Reply — Sufis do not have free time. We are God’s servants. We love visiting Makkah al-Mukarramah,on hajj and whenever else we can, many of us pray 6 times daily beginning with the predawn prayer, and we read Qur’an continually. I always have a copy of the holy book with me.
20. What made you want to be a Sufi? Is there one specific reason and if so what is it?
Reply — Fifty years ago, at 18, I read the great Catalonian Catholic mystic, blessed Raimon Llull, who modeled some of his best writing about religion on Sufism as he knew it in medieval Spain. I understood instantly that this was something I wished to know. Sufism represents a bridge between believers.
21. I would like to know if Sufi women wear hijab? If they do, is it because of some verses in the Quran or is it for a different reason?
Reply — Our millions of Alevi-Bektashi mothers and sisters in the Balkans and Turkey do not conceal their feminine power. They dress as ordinary women do in the West.
22. My question is who came up with turning for Sufism? And where did it come from?
Reply — Turning was introduced, as far as I know, by Jalalud’din Rumi.
23. Do you celebrate Rumi’s birthday? If so how?
Reply — I do not do so personally but would participate in such a celebration if invited.

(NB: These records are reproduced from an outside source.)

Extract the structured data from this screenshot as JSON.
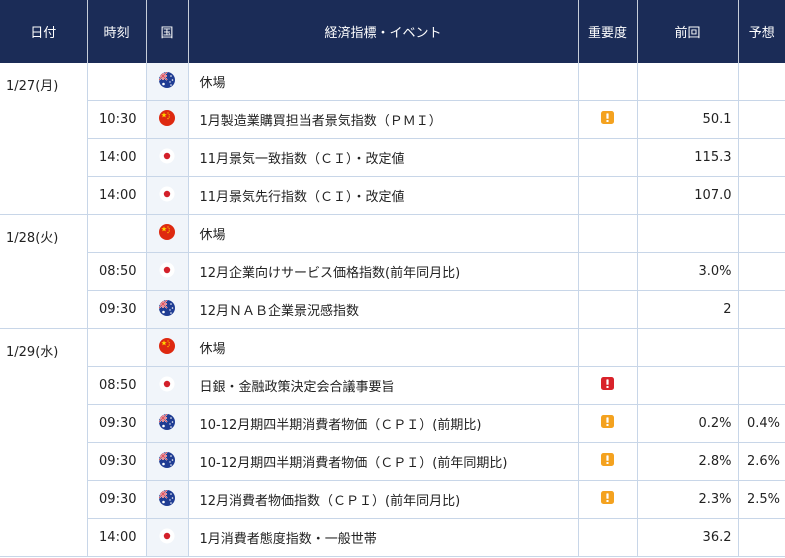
{
  "header": {
    "date": "日付",
    "time": "時刻",
    "country": "国",
    "event": "経済指標・イベント",
    "importance": "重要度",
    "previous": "前回",
    "forecast": "予想"
  },
  "groups": [
    {
      "date": "1/27(月)",
      "rows": [
        {
          "time": "",
          "country": "australia",
          "event": "休場",
          "importance": "",
          "previous": "",
          "forecast": ""
        },
        {
          "time": "10:30",
          "country": "china",
          "event": "1月製造業購買担当者景気指数（ＰＭＩ）",
          "importance": "medium",
          "previous": "50.1",
          "forecast": ""
        },
        {
          "time": "14:00",
          "country": "japan",
          "event": "11月景気一致指数（ＣＩ）・改定値",
          "importance": "",
          "previous": "115.3",
          "forecast": ""
        },
        {
          "time": "14:00",
          "country": "japan",
          "event": "11月景気先行指数（ＣＩ）・改定値",
          "importance": "",
          "previous": "107.0",
          "forecast": ""
        }
      ]
    },
    {
      "date": "1/28(火)",
      "rows": [
        {
          "time": "",
          "country": "china",
          "event": "休場",
          "importance": "",
          "previous": "",
          "forecast": ""
        },
        {
          "time": "08:50",
          "country": "japan",
          "event": "12月企業向けサービス価格指数(前年同月比)",
          "importance": "",
          "previous": "3.0%",
          "forecast": ""
        },
        {
          "time": "09:30",
          "country": "australia",
          "event": "12月ＮＡＢ企業景況感指数",
          "importance": "",
          "previous": "2",
          "forecast": ""
        }
      ]
    },
    {
      "date": "1/29(水)",
      "rows": [
        {
          "time": "",
          "country": "china",
          "event": "休場",
          "importance": "",
          "previous": "",
          "forecast": ""
        },
        {
          "time": "08:50",
          "country": "japan",
          "event": "日銀・金融政策決定会合議事要旨",
          "importance": "high",
          "previous": "",
          "forecast": ""
        },
        {
          "time": "09:30",
          "country": "australia",
          "event": "10-12月期四半期消費者物価（ＣＰＩ）(前期比)",
          "importance": "medium",
          "previous": "0.2%",
          "forecast": "0.4%"
        },
        {
          "time": "09:30",
          "country": "australia",
          "event": "10-12月期四半期消費者物価（ＣＰＩ）(前年同期比)",
          "importance": "medium",
          "previous": "2.8%",
          "forecast": "2.6%"
        },
        {
          "time": "09:30",
          "country": "australia",
          "event": "12月消費者物価指数（ＣＰＩ）(前年同月比)",
          "importance": "medium",
          "previous": "2.3%",
          "forecast": "2.5%"
        },
        {
          "time": "14:00",
          "country": "japan",
          "event": "1月消費者態度指数・一般世帯",
          "importance": "",
          "previous": "36.2",
          "forecast": ""
        }
      ]
    }
  ],
  "colors": {
    "header_bg": "#1b2c57",
    "row_border": "#c8d6e8",
    "importance_medium": "#f4a21f",
    "importance_high": "#d9222a"
  }
}
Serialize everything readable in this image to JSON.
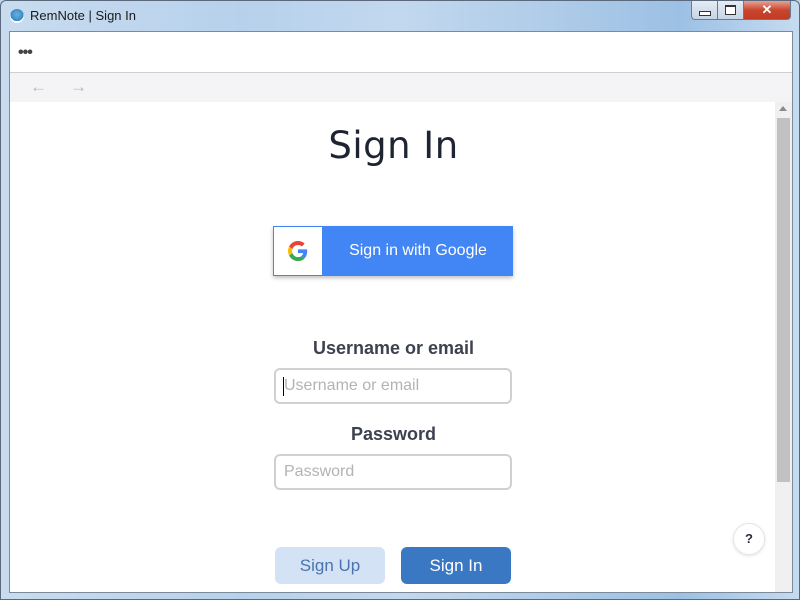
{
  "window": {
    "title": "RemNote | Sign In",
    "controls": {
      "minimize": "minimize",
      "maximize": "maximize",
      "close": "✕"
    }
  },
  "menubar": {
    "menu_label": "•••"
  },
  "nav": {
    "back": "←",
    "forward": "→"
  },
  "page": {
    "title": "Sign In",
    "google_button": "Sign in with Google",
    "username": {
      "label": "Username or email",
      "placeholder": "Username or email",
      "value": ""
    },
    "password": {
      "label": "Password",
      "placeholder": "Password",
      "value": ""
    },
    "signup_button": "Sign Up",
    "signin_button": "Sign In",
    "help_button": "?"
  },
  "colors": {
    "google_blue": "#4285f4",
    "primary": "#3a78c3",
    "secondary_bg": "#d3e2f4",
    "secondary_text": "#4a74ad",
    "title_text": "#1f2433"
  }
}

24. Are there dietary restrictions on Sufis?
Reply — Islamic Sufis follow an Islamic diet. Some Sufis drink alcohol. Some have additional dietary prohibitions, such as a bar on eating rabbit.
25. One question we have is, why did you choose to be a Sufi over studying Islam? What drew you towards Sufism?
Reply — I did not choose Sufism over Islamic study. I pursue both, as most Islamic Sufis do. I was drawn to Sufism in a quest for transcendance.
26. Where would a non-Sufi go to learn more about Sufi practices and beliefs?
Reply — Depending on the country, one might simply visit a mosque. In some, a visit to a Sufi shrine would work.
27. When you were growing up did you grow up Sufi?
Reply — No. I am a recovering atheist.
28. What is the greatest misconception about Sufism? Do people (namely North Americans) even know about Sufism?
Reply — First, that we spend all our time spinning and in out-of-body experiences. Second, Sufism has always been and will always be misunderstood, along with most Christian mysticism and Jewish kabbalah. All Muslims know about Sufism.
29, How long does it take to master the dance???
Reply — Requirements for mastery differ among Sufi orders.
30. What is considered a sin in Sufism and what is the punishment, if any?
Reply — Mainstream Muslims including most Sufis are not sin-hunters. Allah alone judges.
31. What do Dervishes actually experience while spinning? Are they conscious or unconscious?
Reply — In the dance, we achieve heightened awareness. I have had many such experiences. I cannot draw a strict line between conscious and unconscious in these glimpses of the divine.
32. Are women required to wear hijabs or burkas in Sufism?
Reply — In Alevism-Bektashism, never. Many non Muslims fail to grasp that female cover is debated in Islam.
Schwartz Note — Mr. Soden, thanks very much for this opportunity and for your honor to Saul Bellow, whom I love. You are an excellent teacher, which is a high title in Islam. With many selams to all!